The second half of the movie (a visible switch from documentary crew perspective to phantom camera) turns basically into a slasher movie. It is a slasher movie with a twist, which I didn't realize until one of the characters points it out. Its cute, but I generally found this second half of the movie to be derivative, albeit with a twist. The sudden seriousness of the situation is meant to confuse us into shock. This is all but nullified by the character's knowledge of the upcoming events. Even though the plan changes nonetheless, their awareness of the situation diffuses most of the impact. The first kills in these type of movies occur in the fog of war. When the threat is revealed, this usually signals the demise of the killer (sheer overwhelming numbers and physical trauma from those numbers attacking add up).

Nathan Baesel does a great job as the killer, Leslie Vernon. The camera men are mostly invisible (until the second half), except for the fact that their snark remarks seems ever present. The reporter (Angela Goethals, related to the bridge of the same name in NYC) is the 2nd most present character, after Leslie, and unfortunately is quite annoying. I'm not sure its the acting. Also a nice cameo by Robert Englund as the good guy for a change. He isn't more than a Vincent Price cameo, however.

The movie flows very much like Rob Zombie's Halloween remake (first half good, second bad), except better. This is not a great movie, but not a dud either. If you need a hand in guessing if you should see this movie, ask yourself a question.
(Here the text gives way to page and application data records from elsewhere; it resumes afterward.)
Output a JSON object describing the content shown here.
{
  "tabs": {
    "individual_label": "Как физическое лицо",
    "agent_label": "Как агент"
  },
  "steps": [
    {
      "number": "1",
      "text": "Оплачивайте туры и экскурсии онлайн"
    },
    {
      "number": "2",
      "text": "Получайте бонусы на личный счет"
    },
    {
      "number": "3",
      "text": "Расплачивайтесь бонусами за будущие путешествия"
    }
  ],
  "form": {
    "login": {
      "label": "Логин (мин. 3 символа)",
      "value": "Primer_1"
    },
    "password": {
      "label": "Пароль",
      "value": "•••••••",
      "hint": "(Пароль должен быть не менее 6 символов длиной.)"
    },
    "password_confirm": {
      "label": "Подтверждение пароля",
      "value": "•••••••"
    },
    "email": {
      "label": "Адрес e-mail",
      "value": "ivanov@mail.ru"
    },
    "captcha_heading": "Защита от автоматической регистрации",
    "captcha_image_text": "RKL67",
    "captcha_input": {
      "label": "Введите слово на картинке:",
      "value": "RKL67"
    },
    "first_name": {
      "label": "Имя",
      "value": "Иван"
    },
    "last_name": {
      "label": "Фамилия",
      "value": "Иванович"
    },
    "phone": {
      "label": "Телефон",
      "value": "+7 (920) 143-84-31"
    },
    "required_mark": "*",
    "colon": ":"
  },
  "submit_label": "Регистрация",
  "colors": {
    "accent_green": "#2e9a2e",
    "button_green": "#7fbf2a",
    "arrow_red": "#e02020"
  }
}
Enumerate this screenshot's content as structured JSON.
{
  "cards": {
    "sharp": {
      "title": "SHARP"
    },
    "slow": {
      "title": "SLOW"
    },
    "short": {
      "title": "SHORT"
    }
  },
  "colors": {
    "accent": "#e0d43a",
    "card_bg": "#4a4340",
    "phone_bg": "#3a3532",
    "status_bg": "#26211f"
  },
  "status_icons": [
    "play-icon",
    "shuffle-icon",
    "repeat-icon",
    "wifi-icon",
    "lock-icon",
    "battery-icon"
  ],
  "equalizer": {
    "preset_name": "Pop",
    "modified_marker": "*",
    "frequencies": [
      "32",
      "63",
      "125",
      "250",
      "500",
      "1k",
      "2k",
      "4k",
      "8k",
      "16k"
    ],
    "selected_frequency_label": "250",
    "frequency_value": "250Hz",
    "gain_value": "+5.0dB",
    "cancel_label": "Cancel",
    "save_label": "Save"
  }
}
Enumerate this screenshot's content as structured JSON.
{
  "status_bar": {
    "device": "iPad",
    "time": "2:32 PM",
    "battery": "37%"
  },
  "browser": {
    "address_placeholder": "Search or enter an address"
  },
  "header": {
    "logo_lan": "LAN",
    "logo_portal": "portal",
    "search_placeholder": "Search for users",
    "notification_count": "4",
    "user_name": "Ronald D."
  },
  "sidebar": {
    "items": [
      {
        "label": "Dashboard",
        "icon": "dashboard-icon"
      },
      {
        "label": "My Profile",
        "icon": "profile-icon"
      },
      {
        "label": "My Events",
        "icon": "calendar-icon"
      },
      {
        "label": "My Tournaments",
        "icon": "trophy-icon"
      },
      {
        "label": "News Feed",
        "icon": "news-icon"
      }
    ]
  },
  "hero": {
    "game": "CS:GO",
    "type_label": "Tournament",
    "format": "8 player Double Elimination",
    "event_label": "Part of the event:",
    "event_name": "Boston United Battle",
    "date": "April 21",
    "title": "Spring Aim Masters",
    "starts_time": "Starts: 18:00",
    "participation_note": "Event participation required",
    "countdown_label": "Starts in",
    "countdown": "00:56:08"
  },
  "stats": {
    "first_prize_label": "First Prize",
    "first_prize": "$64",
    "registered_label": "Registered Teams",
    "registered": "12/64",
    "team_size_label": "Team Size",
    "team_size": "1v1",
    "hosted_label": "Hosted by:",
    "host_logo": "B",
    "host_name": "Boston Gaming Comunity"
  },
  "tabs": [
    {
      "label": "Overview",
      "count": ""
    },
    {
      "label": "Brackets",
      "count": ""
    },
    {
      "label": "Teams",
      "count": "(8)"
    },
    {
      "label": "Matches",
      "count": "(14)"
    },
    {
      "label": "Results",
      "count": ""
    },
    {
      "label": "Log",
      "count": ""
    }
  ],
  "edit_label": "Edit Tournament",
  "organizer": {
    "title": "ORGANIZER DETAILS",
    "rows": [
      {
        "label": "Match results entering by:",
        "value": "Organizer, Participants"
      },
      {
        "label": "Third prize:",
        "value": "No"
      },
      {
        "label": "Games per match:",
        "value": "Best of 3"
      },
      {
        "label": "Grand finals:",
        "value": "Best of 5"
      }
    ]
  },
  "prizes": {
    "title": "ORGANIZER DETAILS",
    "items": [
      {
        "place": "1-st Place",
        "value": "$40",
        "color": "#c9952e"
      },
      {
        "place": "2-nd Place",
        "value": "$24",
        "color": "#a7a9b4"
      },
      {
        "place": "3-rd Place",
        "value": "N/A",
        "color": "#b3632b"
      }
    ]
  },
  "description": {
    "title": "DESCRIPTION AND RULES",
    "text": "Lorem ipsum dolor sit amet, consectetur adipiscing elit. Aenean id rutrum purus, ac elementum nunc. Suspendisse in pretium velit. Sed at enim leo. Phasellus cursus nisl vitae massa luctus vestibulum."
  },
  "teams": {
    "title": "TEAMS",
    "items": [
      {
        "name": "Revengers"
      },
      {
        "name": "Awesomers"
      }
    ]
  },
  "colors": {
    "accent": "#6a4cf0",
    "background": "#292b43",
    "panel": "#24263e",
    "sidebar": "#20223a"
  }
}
How did you feel after you saw Haute Tension (High Tension)? If you liked that feeling, watch this movie.